_Task statement_.
Scan the entries below for the word "values", then copy each line that holds it.

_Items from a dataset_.
★ ★ ★ ★

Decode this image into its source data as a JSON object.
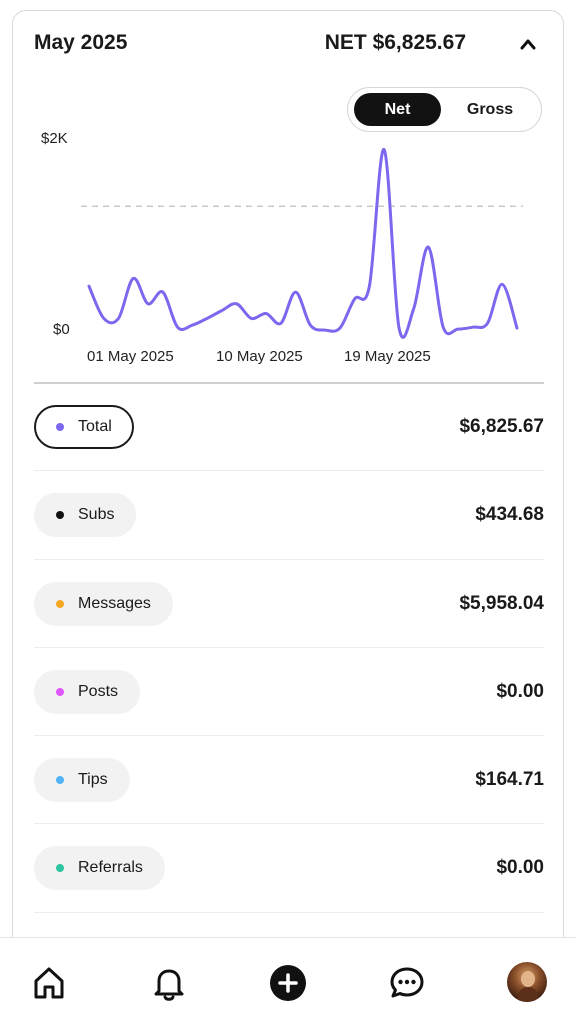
{
  "header": {
    "month": "May 2025",
    "net_total": "NET $6,825.67"
  },
  "toggle": {
    "net_label": "Net",
    "gross_label": "Gross",
    "selected": "Net"
  },
  "chart_data": {
    "type": "line",
    "title": "",
    "y_tick_labels": [
      "$2K",
      "$0"
    ],
    "x_tick_labels": [
      "01 May 2025",
      "10 May 2025",
      "19 May 2025"
    ],
    "ylim": [
      0,
      2000
    ],
    "reference_line_value": 1300,
    "line_color": "#7B68EE",
    "series": [
      {
        "values": [
          [
            1,
            480
          ],
          [
            2,
            150
          ],
          [
            3,
            150
          ],
          [
            4,
            560
          ],
          [
            5,
            300
          ],
          [
            6,
            420
          ],
          [
            7,
            60
          ],
          [
            8,
            80
          ],
          [
            9,
            150
          ],
          [
            10,
            230
          ],
          [
            11,
            300
          ],
          [
            12,
            150
          ],
          [
            13,
            200
          ],
          [
            14,
            100
          ],
          [
            15,
            420
          ],
          [
            16,
            80
          ],
          [
            17,
            30
          ],
          [
            18,
            50
          ],
          [
            19,
            350
          ],
          [
            20,
            480
          ],
          [
            21,
            1880
          ],
          [
            22,
            60
          ],
          [
            23,
            250
          ],
          [
            24,
            880
          ],
          [
            25,
            60
          ],
          [
            26,
            40
          ],
          [
            27,
            60
          ],
          [
            28,
            100
          ],
          [
            29,
            500
          ],
          [
            30,
            50
          ]
        ]
      }
    ]
  },
  "breakdown": [
    {
      "label": "Total",
      "amount": "$6,825.67",
      "dot_color": "#7B68EE",
      "active": true
    },
    {
      "label": "Subs",
      "amount": "$434.68",
      "dot_color": "#111111",
      "active": false
    },
    {
      "label": "Messages",
      "amount": "$5,958.04",
      "dot_color": "#F5A623",
      "active": false
    },
    {
      "label": "Posts",
      "amount": "$0.00",
      "dot_color": "#E056FD",
      "active": false
    },
    {
      "label": "Tips",
      "amount": "$164.71",
      "dot_color": "#4FB3F6",
      "active": false
    },
    {
      "label": "Referrals",
      "amount": "$0.00",
      "dot_color": "#2EC4A0",
      "active": false
    }
  ],
  "nav": {
    "items": [
      "home-icon",
      "bell-icon",
      "add-icon",
      "chat-icon",
      "avatar"
    ]
  }
}
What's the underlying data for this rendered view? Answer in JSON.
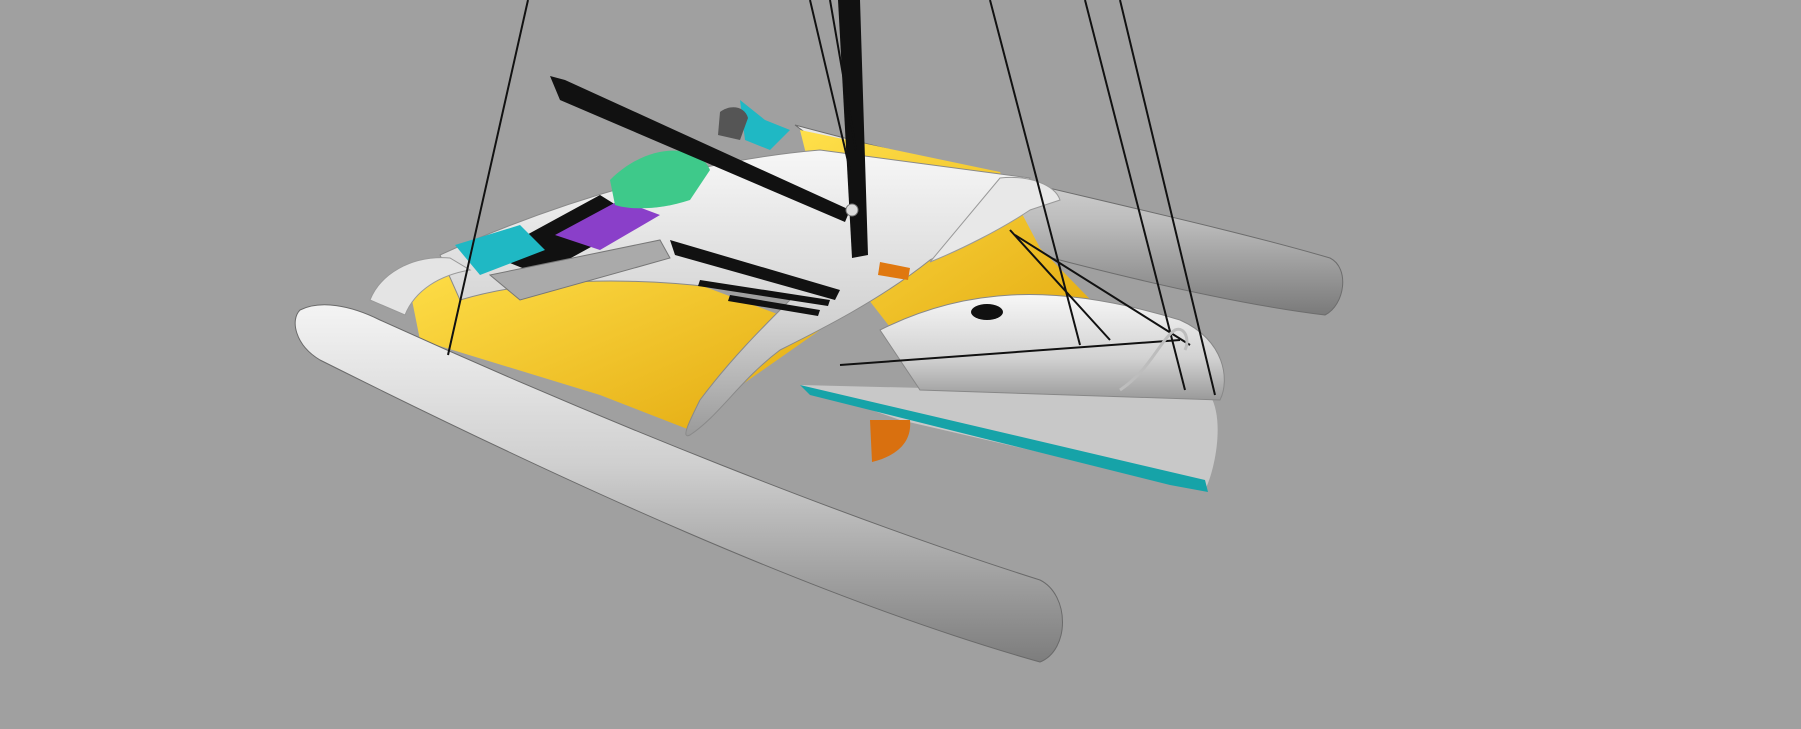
{
  "scene": {
    "subject": "trimaran-3d-render",
    "background_color": "#a0a0a0",
    "colors": {
      "hull": "#d9d9d9",
      "hull_shadow": "#8a8a8a",
      "trampoline": "#f2c21a",
      "trampoline_dark": "#c99a10",
      "cyan": "#1fb8c4",
      "teal_stripe": "#16a3a8",
      "purple": "#8a3fc9",
      "green": "#3ec98a",
      "orange": "#e0780f",
      "black": "#111111"
    }
  }
}
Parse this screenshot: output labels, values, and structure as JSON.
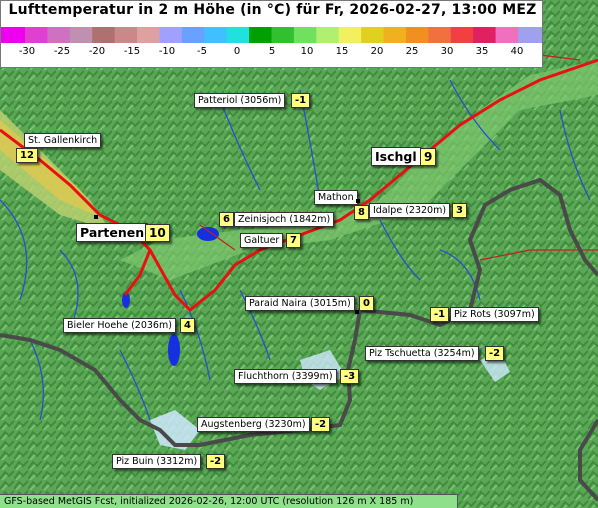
{
  "title": "Lufttemperatur in 2 m Höhe (in °C) für Fr, 2026-02-27, 13:00 MEZ",
  "legend": {
    "ticks": [
      "-30",
      "-25",
      "-20",
      "-15",
      "-10",
      "-5",
      "0",
      "5",
      "10",
      "15",
      "20",
      "25",
      "30",
      "35",
      "40"
    ],
    "colors": [
      "#ee00ee",
      "#e040d0",
      "#d070c0",
      "#c090b0",
      "#b07070",
      "#cc8888",
      "#e0a0a0",
      "#a0a0ff",
      "#6aa0ff",
      "#40c0ff",
      "#20e0e0",
      "#00a000",
      "#30c030",
      "#70e060",
      "#b0f070",
      "#f0f060",
      "#e0d020",
      "#f0b020",
      "#f09020",
      "#f07040",
      "#f04040",
      "#e02060",
      "#f070c0",
      "#a0a0f0"
    ]
  },
  "locations": [
    {
      "name": "Patteriol (3056m)",
      "value": "-1"
    },
    {
      "name": "St. Gallenkirch",
      "value": "12"
    },
    {
      "name": "Ischgl",
      "value": "9"
    },
    {
      "name": "Mathon",
      "value": "8"
    },
    {
      "name": "Idalpe (2320m)",
      "value": "3"
    },
    {
      "name": "Zeinisjoch (1842m)",
      "value": "6"
    },
    {
      "name": "Partenen",
      "value": "10"
    },
    {
      "name": "Galtuer",
      "value": "7"
    },
    {
      "name": "Paraid Naira (3015m)",
      "value": "0"
    },
    {
      "name": "Piz Rots (3097m)",
      "value": "-1"
    },
    {
      "name": "Bieler Hoehe (2036m)",
      "value": "4"
    },
    {
      "name": "Piz Tschuetta (3254m)",
      "value": "-2"
    },
    {
      "name": "Fluchthorn (3399m)",
      "value": "-3"
    },
    {
      "name": "Augstenberg (3230m)",
      "value": "-2"
    },
    {
      "name": "Piz Buin (3312m)",
      "value": "-2"
    }
  ],
  "footer": "GFS-based MetGIS Fcst, initialized 2026-02-26, 12:00 UTC  (resolution 126 m X 185 m)"
}
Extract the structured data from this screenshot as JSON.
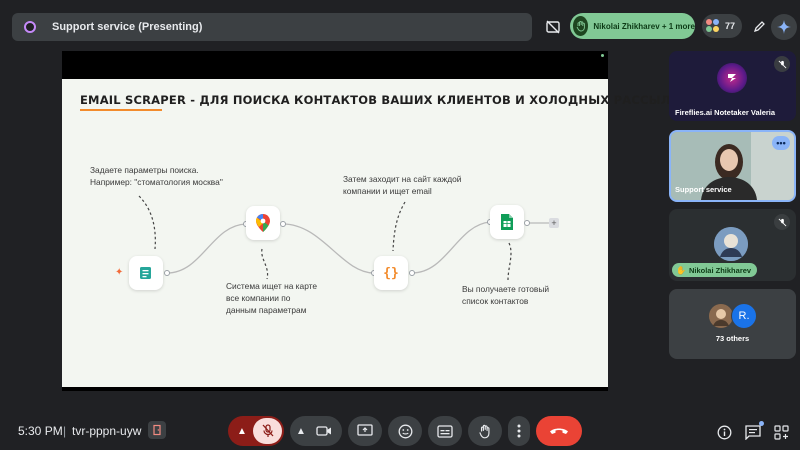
{
  "topbar": {
    "meeting_title": "Support service (Presenting)",
    "raised_hand_text": "Nikolai Zhikharev + 1 more",
    "participant_count": "77"
  },
  "slide": {
    "title": "EMAIL SCRAPER - ДЛЯ ПОИСКА КОНТАКТОВ ВАШИХ КЛИЕНТОВ И ХОЛОДНЫХ РАССЫЛОК",
    "step1_lines": [
      "Задаете параметры поиска.",
      "Например: \"стоматология москва\""
    ],
    "step2_lines": [
      "Система ищет на карте",
      "все компании по",
      "данным параметрам"
    ],
    "step3_lines": [
      "Затем заходит на сайт каждой",
      "компании и ищет email"
    ],
    "step4_lines": [
      "Вы получаете готовый",
      "список контактов"
    ],
    "code_node_symbol": "{}"
  },
  "tiles": [
    {
      "name": "Fireflies.ai Notetaker Valeria",
      "muted": true
    },
    {
      "name": "Support service",
      "muted": false
    },
    {
      "name": "Nikolai Zhikharev",
      "muted": true
    },
    {
      "name": "73 others",
      "avatar_letter": "R."
    }
  ],
  "bottombar": {
    "time": "5:30 PM",
    "separator": "|",
    "meeting_code": "tvr-pppn-uyw"
  },
  "colors": {
    "background": "#202124",
    "accent_green": "#81c995",
    "end_call_red": "#ea4335",
    "title_underline": "#f28b2c"
  }
}
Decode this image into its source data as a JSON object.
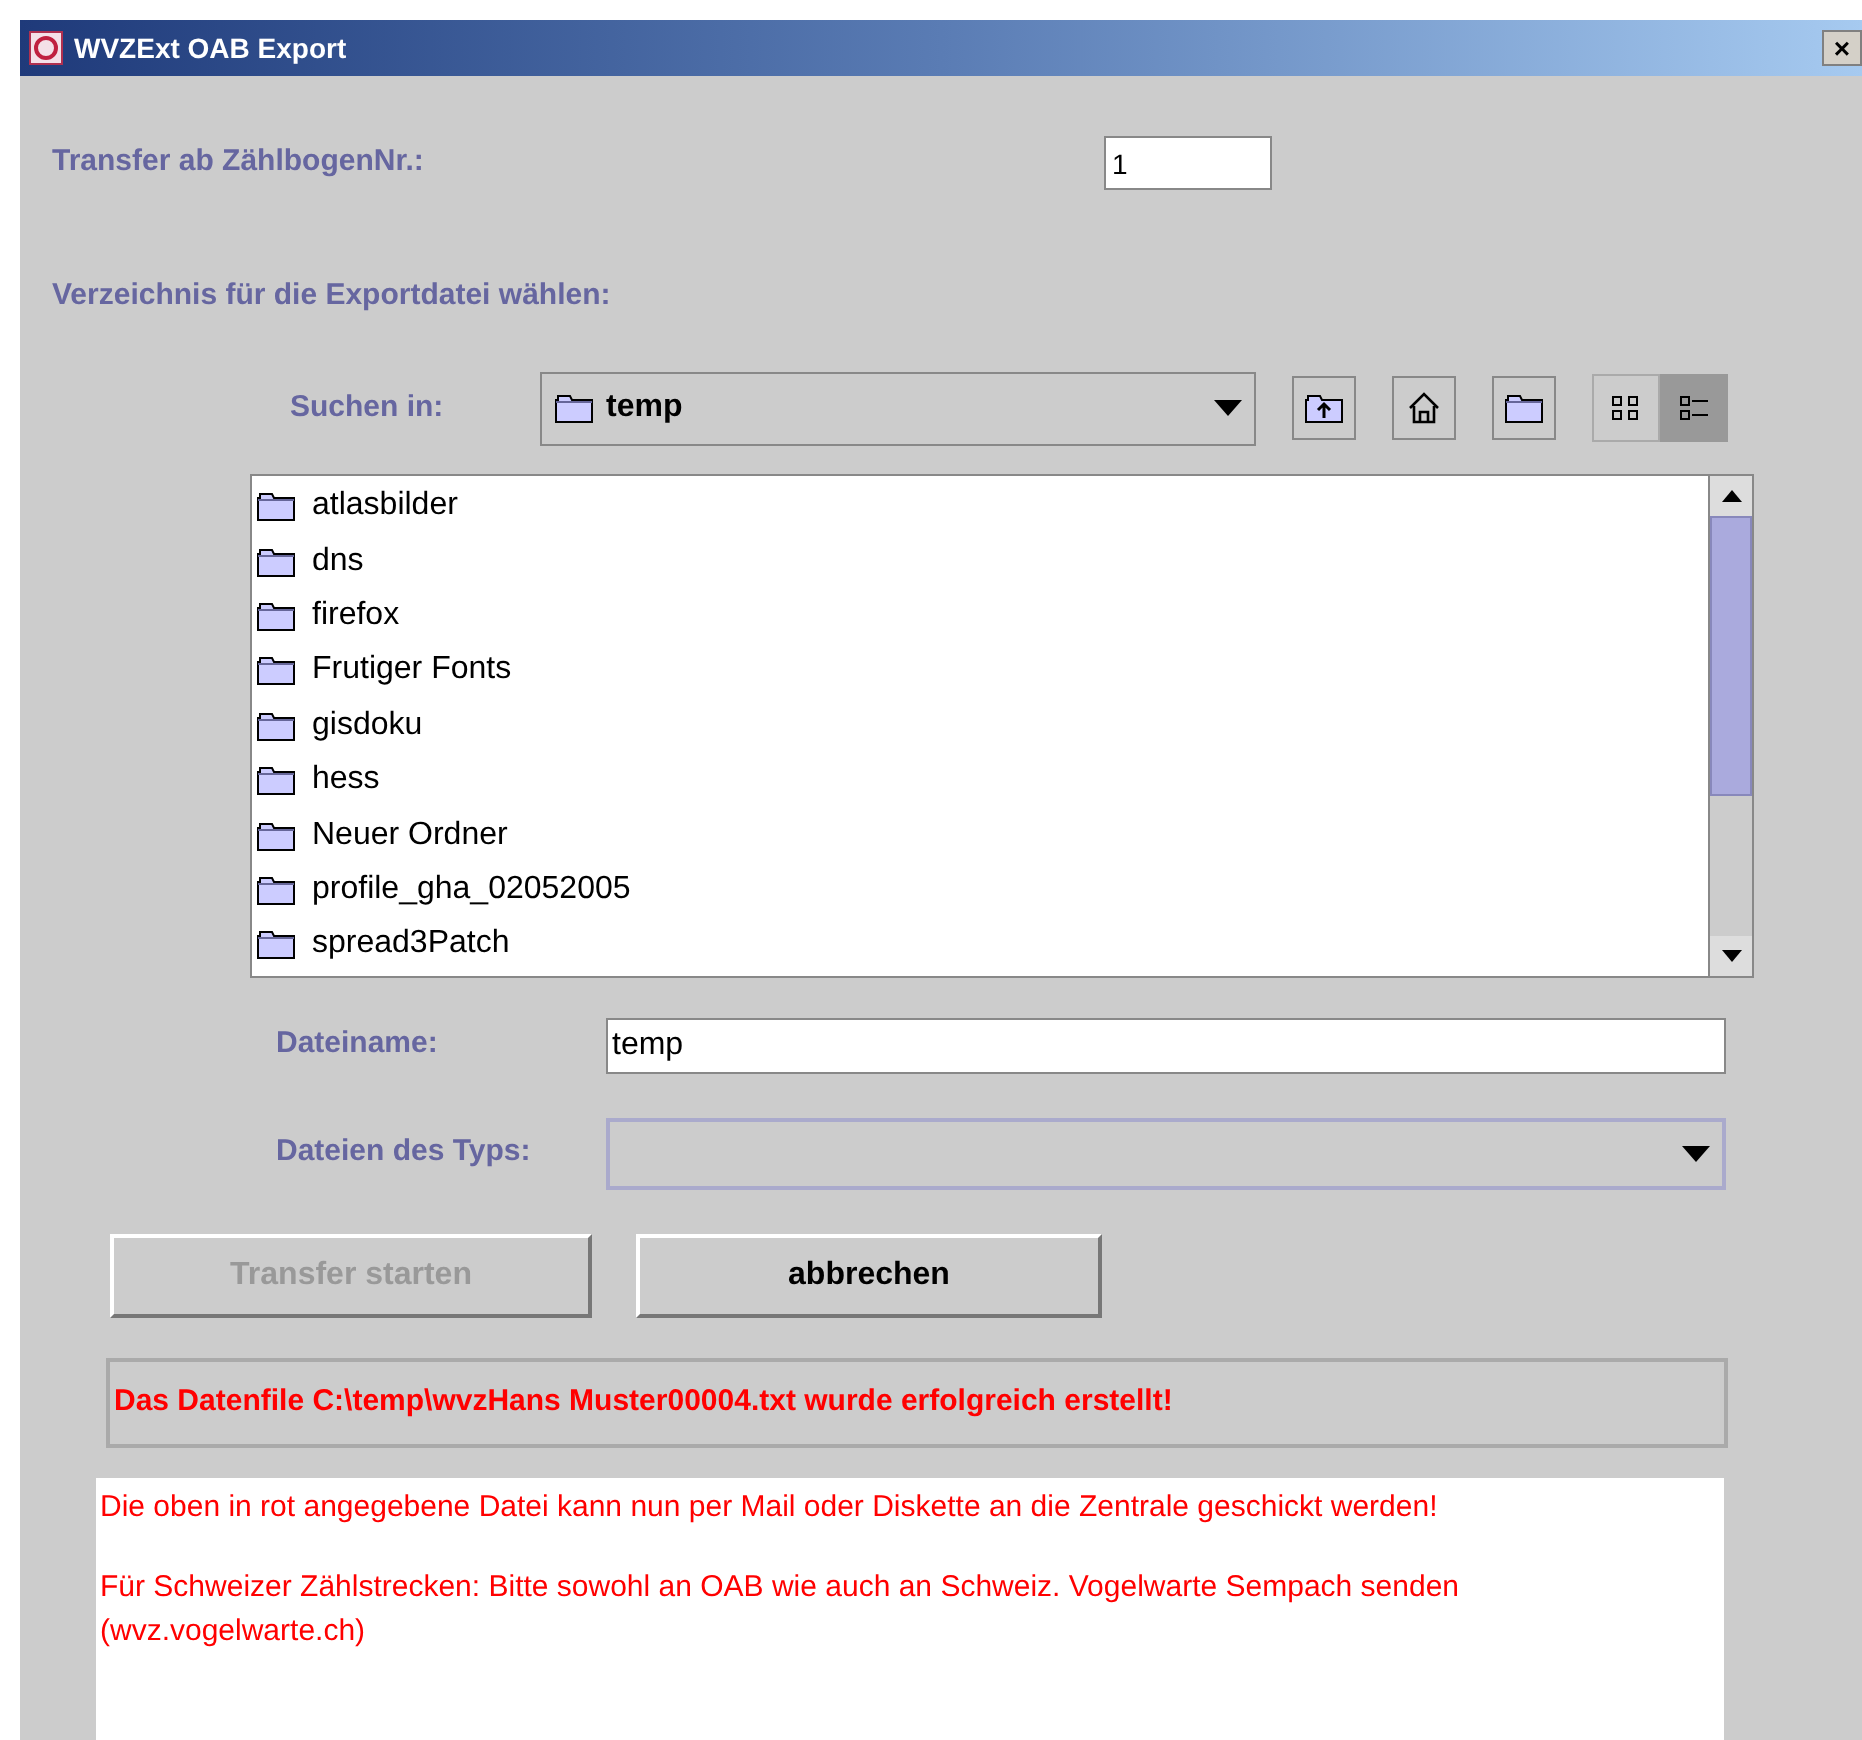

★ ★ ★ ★

_Task result_.
        "values": [
Parse this screenshot: output labels, values, and structure as JSON.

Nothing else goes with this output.